Some people envision riding in a helicopter as a fun experience. Others think of it as an endeavor that might induce nausea. If you're scared that your upcoming ride in a helicopter will have you grabbing onto the trash can and holding your stomach -- rather than looking out the window with wonder -- here are some things to consider.
Most People Who Have Motion Sickness Do Suffer Nausea in a Helicopter
If you've suffered motion sickness in the past, regardless of the exact circumstances, riding in a helicopter is likely to trigger the same motion sickness symptoms. The ride is bouncier than riding in an airplane, and you can change altitude quickly, so if you're at all prone to motion sickness, a helicopter is a sure trigger.
On the other hand, if you have never suffered from motion sickness before — and you have embarked on your fair share of plane, train, and boat rides — there's no reason to suspect riding in a helicopter will be any different. An exception would be if you are pregnant. Even people who are not generally prone to motion sickness often suffer the symptoms when pregnant.
There Are Plenty of Ways to Control Motion Sickness on a Helicopter
If you're worried about motion sickness, here is the good news: there are plenty of ways to minimize it during your ride.
1. Take Dramamine or a similar medication.

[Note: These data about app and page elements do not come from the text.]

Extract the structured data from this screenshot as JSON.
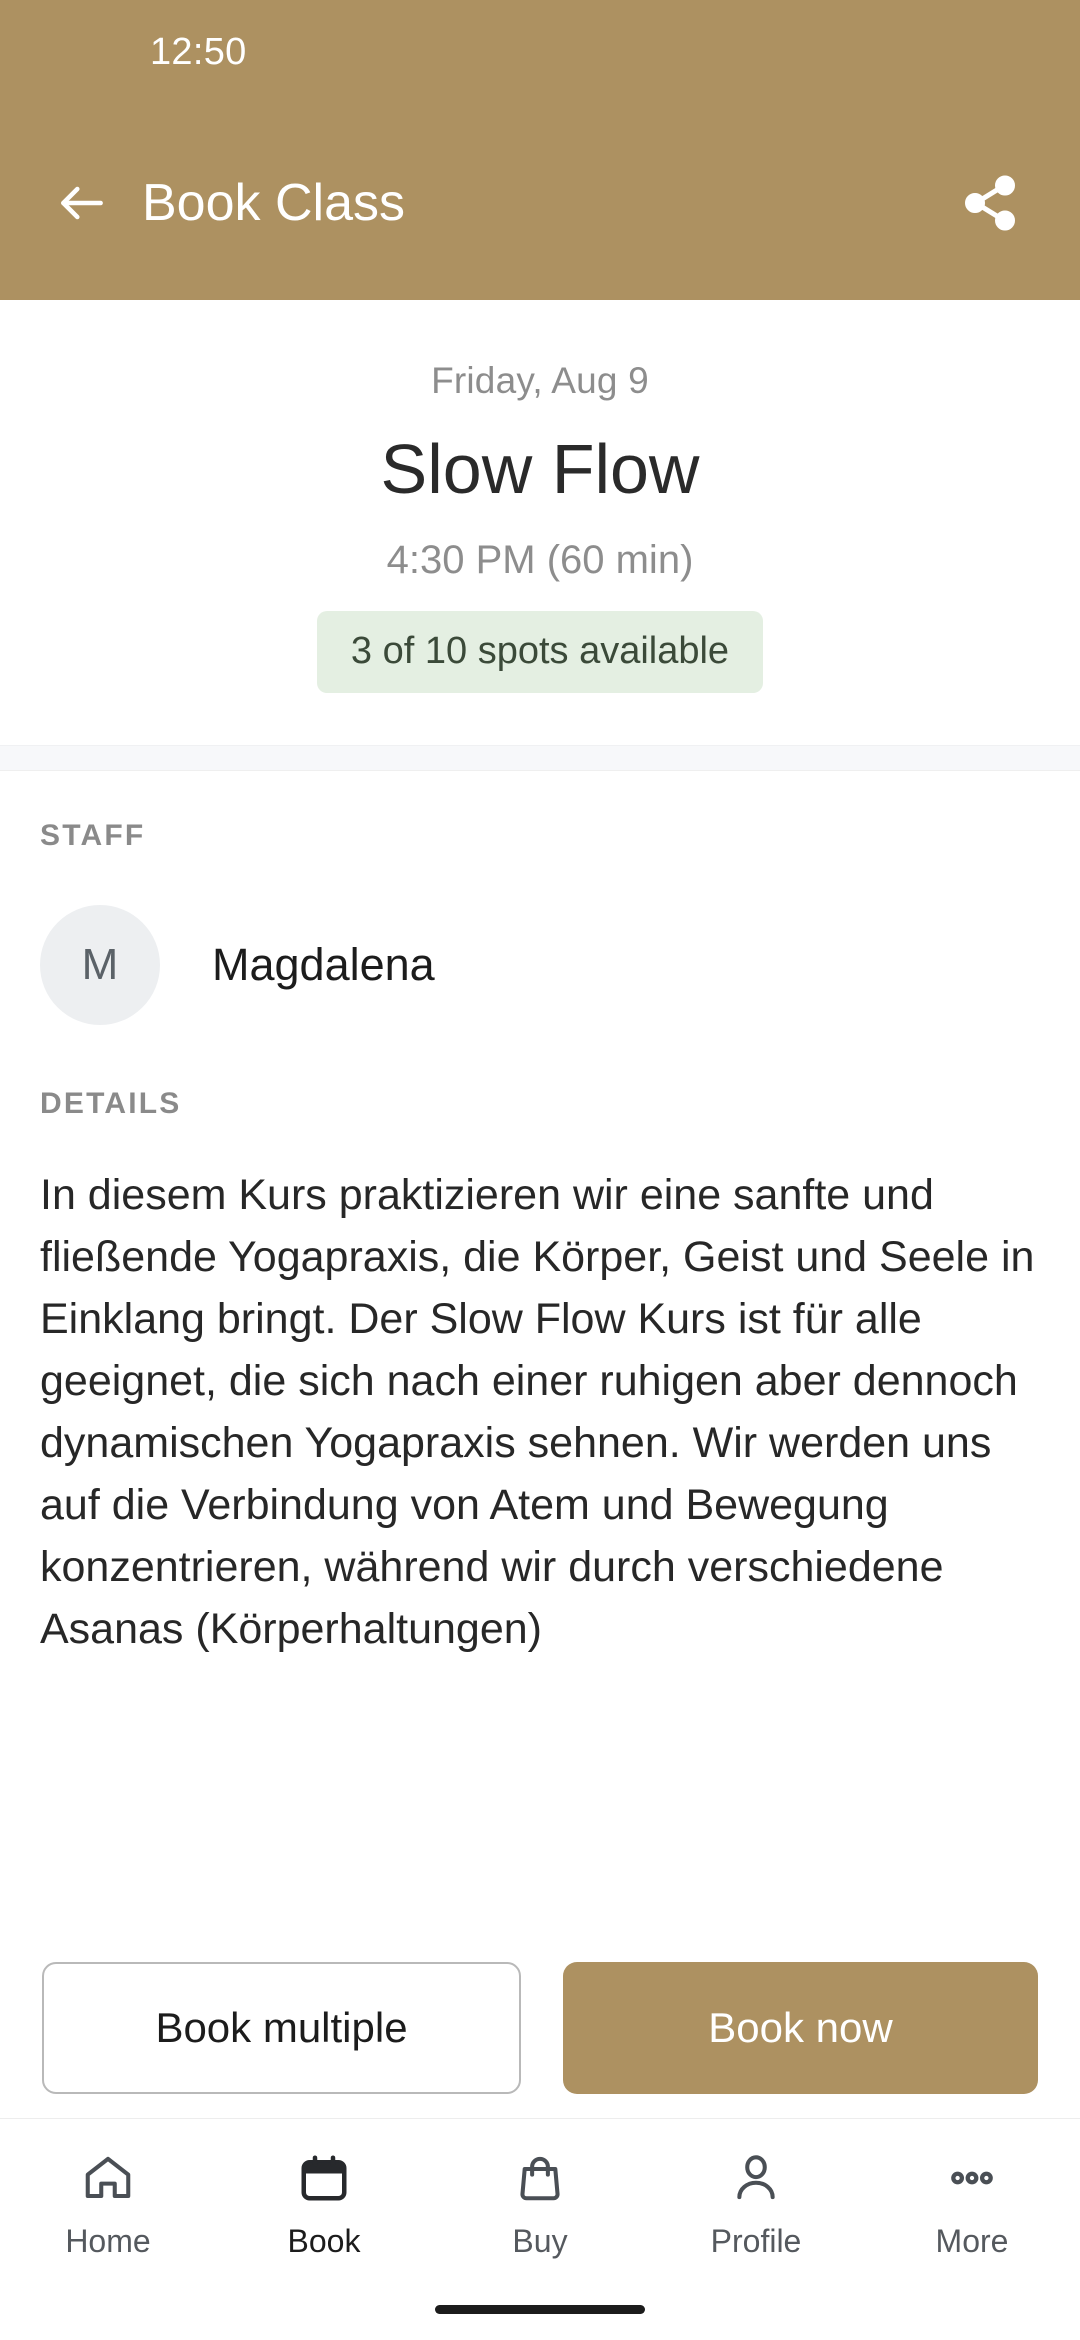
{
  "theme": {
    "brand": "#AD9161",
    "badge_bg": "#E4EFE2",
    "badge_text": "#3b4a39",
    "avatar_bg": "#EDEFF1",
    "separator": "#F7F8FA"
  },
  "status_bar": {
    "time": "12:50"
  },
  "app_bar": {
    "title": "Book Class",
    "back_icon": "arrow-left-icon",
    "share_icon": "share-icon"
  },
  "class_header": {
    "date": "Friday, Aug 9",
    "name": "Slow Flow",
    "time": "4:30 PM (60 min)",
    "spots": "3 of 10 spots available"
  },
  "staff_section": {
    "label": "STAFF",
    "members": [
      {
        "initial": "M",
        "name": "Magdalena"
      }
    ]
  },
  "details_section": {
    "label": "DETAILS",
    "text": "In diesem Kurs praktizieren wir eine sanfte und fließende Yogapraxis, die Körper, Geist und Seele in Einklang bringt. Der Slow Flow Kurs ist für alle geeignet, die sich nach einer ruhigen aber dennoch dynamischen Yogapraxis sehnen. Wir werden uns auf die Verbindung von Atem und Bewegung konzentrieren, während wir durch verschiedene Asanas (Körperhaltungen)"
  },
  "actions": {
    "secondary_label": "Book multiple",
    "primary_label": "Book now"
  },
  "bottom_nav": {
    "items": [
      {
        "label": "Home",
        "icon": "home-icon",
        "active": false
      },
      {
        "label": "Book",
        "icon": "calendar-icon",
        "active": true
      },
      {
        "label": "Buy",
        "icon": "bag-icon",
        "active": false
      },
      {
        "label": "Profile",
        "icon": "person-icon",
        "active": false
      },
      {
        "label": "More",
        "icon": "ellipsis-icon",
        "active": false
      }
    ]
  }
}
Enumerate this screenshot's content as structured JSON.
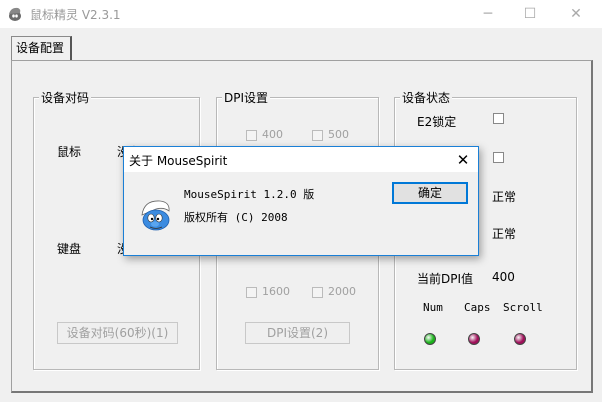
{
  "window": {
    "title": "鼠标精灵 V2.3.1",
    "minimize": "─",
    "maximize": "☐",
    "close": "✕"
  },
  "tabs": [
    {
      "label": "设备配置"
    }
  ],
  "pairing": {
    "group_title": "设备对码",
    "mouse_label": "鼠标",
    "mouse_status_partial": "没有",
    "keyboard_label": "键盘",
    "keyboard_status_partial": "没",
    "button_label": "设备对码(60秒)(1)"
  },
  "dpi": {
    "group_title": "DPI设置",
    "options_top": [
      "400",
      "500"
    ],
    "options_bottom": [
      "1600",
      "2000"
    ],
    "button_label": "DPI设置(2)"
  },
  "status": {
    "group_title": "设备状态",
    "e2_lock_label": "E2锁定",
    "status_1": "正常",
    "status_2": "正常",
    "current_dpi_label": "当前DPI值",
    "current_dpi_value": "400",
    "indicators": [
      {
        "label": "Num",
        "color": "#1bb31b"
      },
      {
        "label": "Caps",
        "color": "#a0105a"
      },
      {
        "label": "Scroll",
        "color": "#a0105a"
      }
    ]
  },
  "about_dialog": {
    "title": "关于 MouseSpirit",
    "line1": "MouseSpirit 1.2.0 版",
    "line2": "版权所有 (C) 2008",
    "ok_label": "确定",
    "close": "✕"
  }
}
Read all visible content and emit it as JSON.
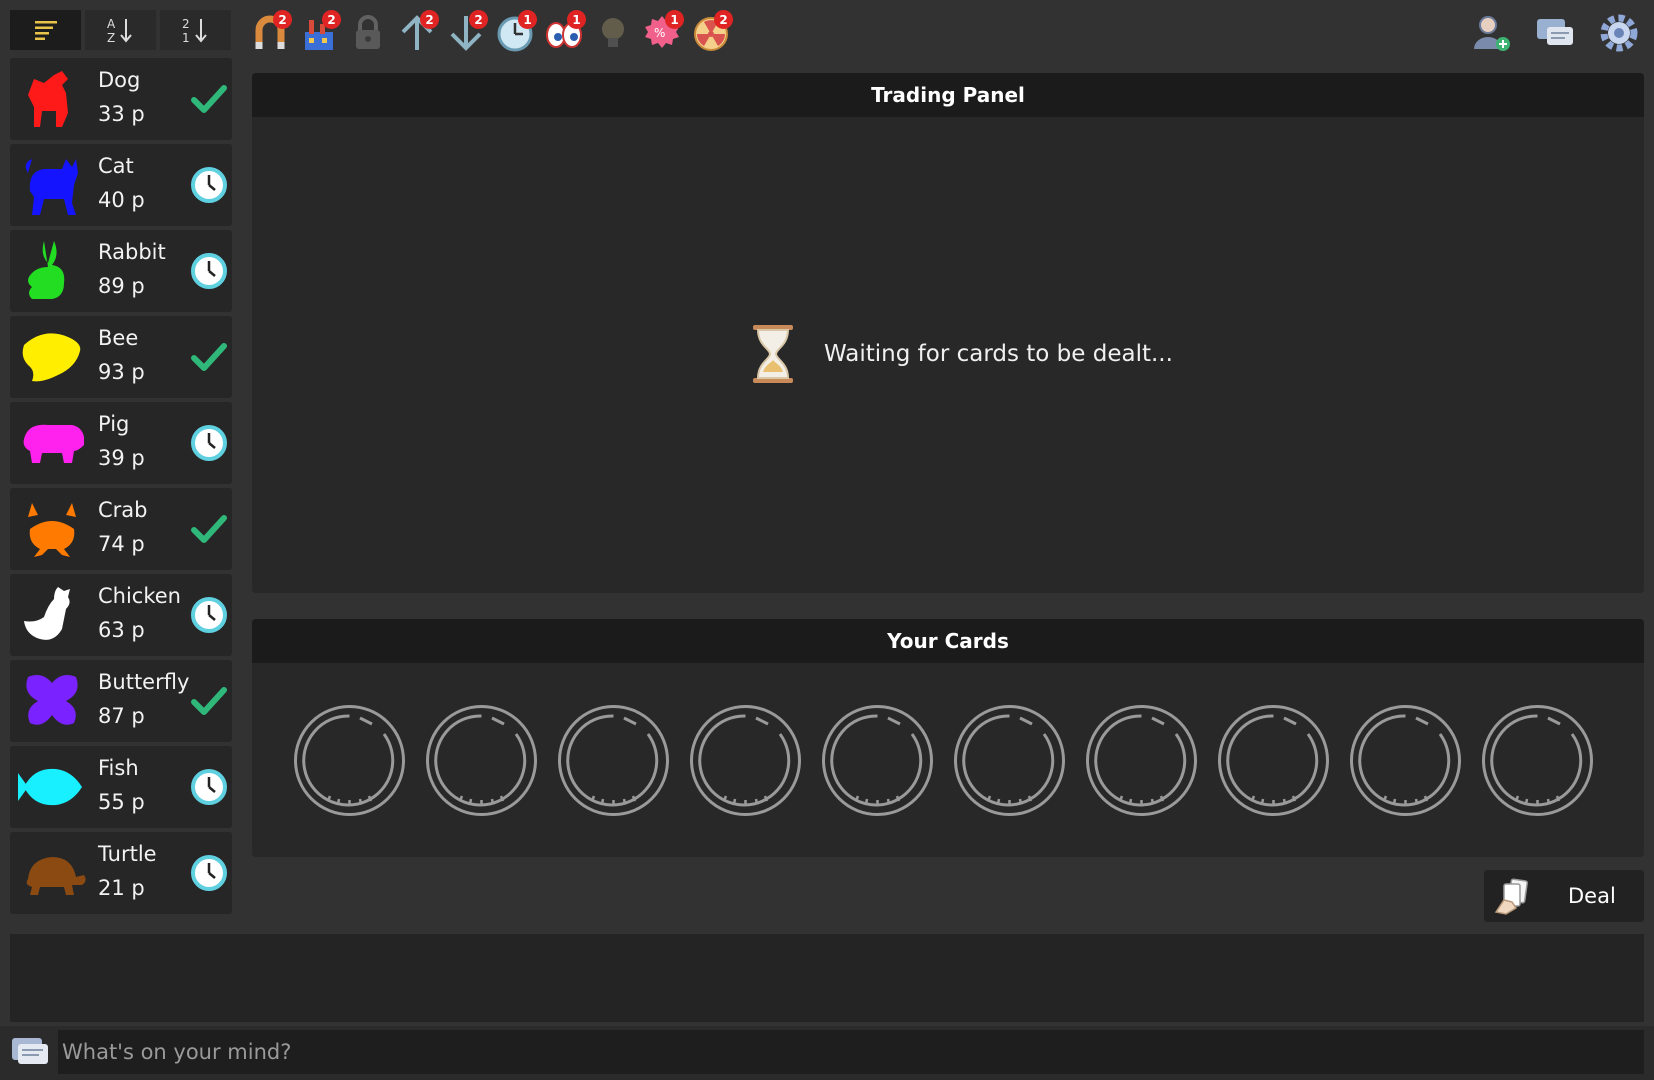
{
  "toolbar": {
    "sort_buttons": [
      {
        "name": "sort-default",
        "icon": "list-lines-icon"
      },
      {
        "name": "sort-alpha",
        "icon": "sort-az-icon"
      },
      {
        "name": "sort-numeric",
        "icon": "sort-21-icon"
      }
    ],
    "powerups": [
      {
        "icon": "magnet-icon",
        "count": "2"
      },
      {
        "icon": "factory-icon",
        "count": "2"
      },
      {
        "icon": "lock-icon",
        "count": ""
      },
      {
        "icon": "arrow-up-icon",
        "count": "2"
      },
      {
        "icon": "arrow-down-icon",
        "count": "2"
      },
      {
        "icon": "clock-icon",
        "count": "1"
      },
      {
        "icon": "eyes-icon",
        "count": "1"
      },
      {
        "icon": "lightbulb-icon",
        "count": ""
      },
      {
        "icon": "discount-badge-icon",
        "count": "1"
      },
      {
        "icon": "radiation-icon",
        "count": "2"
      }
    ],
    "right": [
      {
        "icon": "add-user-icon"
      },
      {
        "icon": "chat-bubbles-icon"
      },
      {
        "icon": "gear-icon"
      }
    ]
  },
  "animals": [
    {
      "name": "Dog",
      "points": "33 p",
      "color": "#ff1a1a",
      "status": "done"
    },
    {
      "name": "Cat",
      "points": "40 p",
      "color": "#1414ff",
      "status": "pending"
    },
    {
      "name": "Rabbit",
      "points": "89 p",
      "color": "#22dd22",
      "status": "pending"
    },
    {
      "name": "Bee",
      "points": "93 p",
      "color": "#ffee00",
      "status": "done"
    },
    {
      "name": "Pig",
      "points": "39 p",
      "color": "#ff22ee",
      "status": "pending"
    },
    {
      "name": "Crab",
      "points": "74 p",
      "color": "#ff7a00",
      "status": "done"
    },
    {
      "name": "Chicken",
      "points": "63 p",
      "color": "#ffffff",
      "status": "pending"
    },
    {
      "name": "Butterfly",
      "points": "87 p",
      "color": "#7a22ff",
      "status": "done"
    },
    {
      "name": "Fish",
      "points": "55 p",
      "color": "#18f0ff",
      "status": "pending"
    },
    {
      "name": "Turtle",
      "points": "21 p",
      "color": "#8a4a12",
      "status": "pending"
    }
  ],
  "trading_panel": {
    "title": "Trading Panel",
    "waiting_text": "Waiting for cards to be dealt..."
  },
  "your_cards": {
    "title": "Your Cards",
    "slots": 10
  },
  "deal_button": {
    "label": "Deal"
  },
  "chat": {
    "placeholder": "What's on your mind?"
  },
  "colors": {
    "background": "#323232",
    "panel": "#282828",
    "header": "#1b1b1b",
    "check": "#2fb87a",
    "clock": "#5fd0e0",
    "badge": "#e02424"
  }
}
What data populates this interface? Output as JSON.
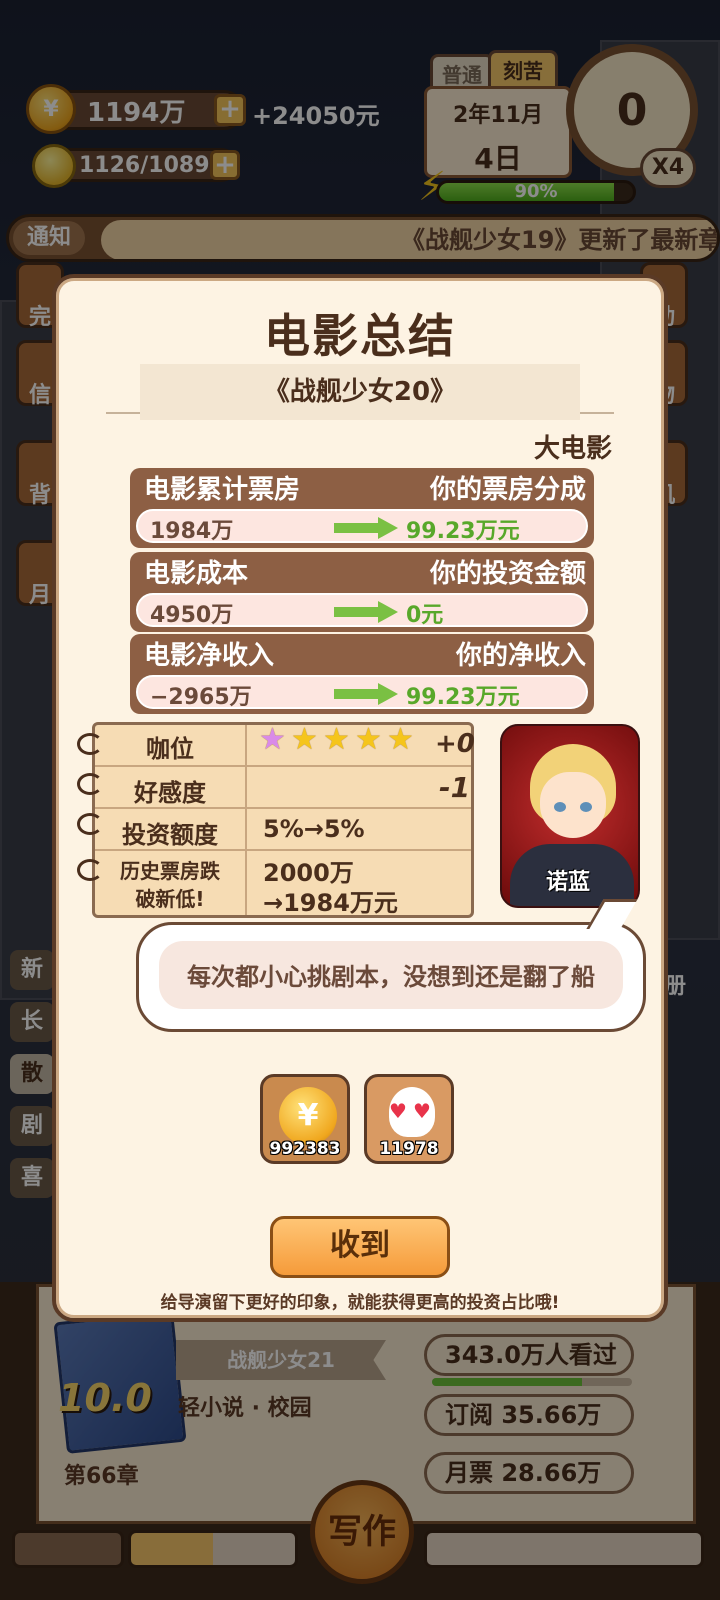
{
  "top": {
    "coins": "1194万",
    "coin_rate": "+24050元",
    "ideas": "1126/10899",
    "mode_tabs": [
      "普通",
      "刻苦"
    ],
    "date_year_month": "2年11月",
    "date_day": "4日",
    "clock_value": "0",
    "speed": "X4",
    "energy": "90%",
    "energy_fraction": 0.9
  },
  "notice": {
    "tag": "通知",
    "message": "《战舰少女19》更新了最新章"
  },
  "side_left": [
    "完",
    "信",
    "背",
    "月",
    "新",
    "长",
    "散",
    "剧",
    "喜"
  ],
  "side_right": [
    "动",
    "物",
    "机",
    "册"
  ],
  "modal": {
    "title": "电影总结",
    "movie": "《战舰少女20》",
    "category": "大电影",
    "finance": [
      {
        "left_label": "电影累计票房",
        "right_label": "你的票房分成",
        "left_value": "1984万",
        "right_value": "99.23万元"
      },
      {
        "left_label": "电影成本",
        "right_label": "你的投资金额",
        "left_value": "4950万",
        "right_value": "0元"
      },
      {
        "left_label": "电影净收入",
        "right_label": "你的净收入",
        "left_value": "−2965万",
        "right_value": "99.23万元"
      }
    ],
    "notes": {
      "rank_label": "咖位",
      "rank_stars": 5,
      "rank_change": "+0",
      "affection_label": "好感度",
      "affection_change": "-1",
      "invest_label": "投资额度",
      "invest_value": "5%→5%",
      "record_label_1": "历史票房跌",
      "record_label_2": "破新低!",
      "record_value_1": "2000万",
      "record_value_2": "→1984万元"
    },
    "character_name": "诺蓝",
    "speech": "每次都小心挑剧本，没想到还是翻了船",
    "rewards": [
      {
        "icon": "coin-icon",
        "value": "992383"
      },
      {
        "icon": "fan-icon",
        "value": "11978"
      }
    ],
    "confirm_label": "收到",
    "hint": "给导演留下更好的印象，就能获得更高的投资占比哦!"
  },
  "book": {
    "title": "战舰少女21",
    "genre": "轻小说 · 校园",
    "score": "10.0",
    "chapter": "第66章",
    "views": "343.0万人看过",
    "views_fraction": 0.75,
    "subscriptions": "订阅  35.66万",
    "monthly_tickets": "月票  28.66万",
    "write_label": "写作"
  },
  "colors": {
    "brown_dark": "#5a3a26",
    "panel": "#fdf3e3",
    "green_value": "#58a82a",
    "confirm": "#f59b3a"
  }
}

About an hour before you are scheduled to take off, take a dose of Dramamine or another motion sickness medication. If the box presents a range of doses, such as anywhere from one to two pills, aim for the higher side of the dose just to be certain you won't become ill. Take the pills with a glass of water and a small snack, such as a granola bar or a banana. While you don't want to eat a big meal, having an empty stomach can make the nausea worse, too.
2. Take deep breaths.
Practice your deep breathing before you embark on your helicopter ride. Then, a few minutes before you embark, start taking moments to breathe deeply and remind yourself to relax. Repeat this process again when you're getting ready to take off, and then every few minutes while you are in the air. Sometimes, motion sickness is made worse by nervousness, and deep breathing will help calm your nerves.
3. Look off into the distance.
Motion sickness can be caused, in part, by seeing items move past you at too fast a rate. So as you ride along in the helicopter, try looking at items off in the distance rather than looking at closer objects. Remember to blink as you gaze out the window, too. Forgetting to blink can make your vision blurry, which could lead to worsening nausea.
4. Sit in the front.
If you are able to choose your seat, pick one near the front of the helicopter. And make sure you are facing forward if at all possible. You will feel less disoriented if you are looking ahead of the helicopter. If you want to make sure you get this good seat, email your helicopter pilot or charter company before the ride so they can reserve the spot for you.
Riding in a helicopter can be an exciting experience and a fun way to get from point A to point B -- even if you have a history of motion sickness. With the tips above, most people are able to get through the ride with few to no symptoms. Learn more about the experience from a helicopter charter company.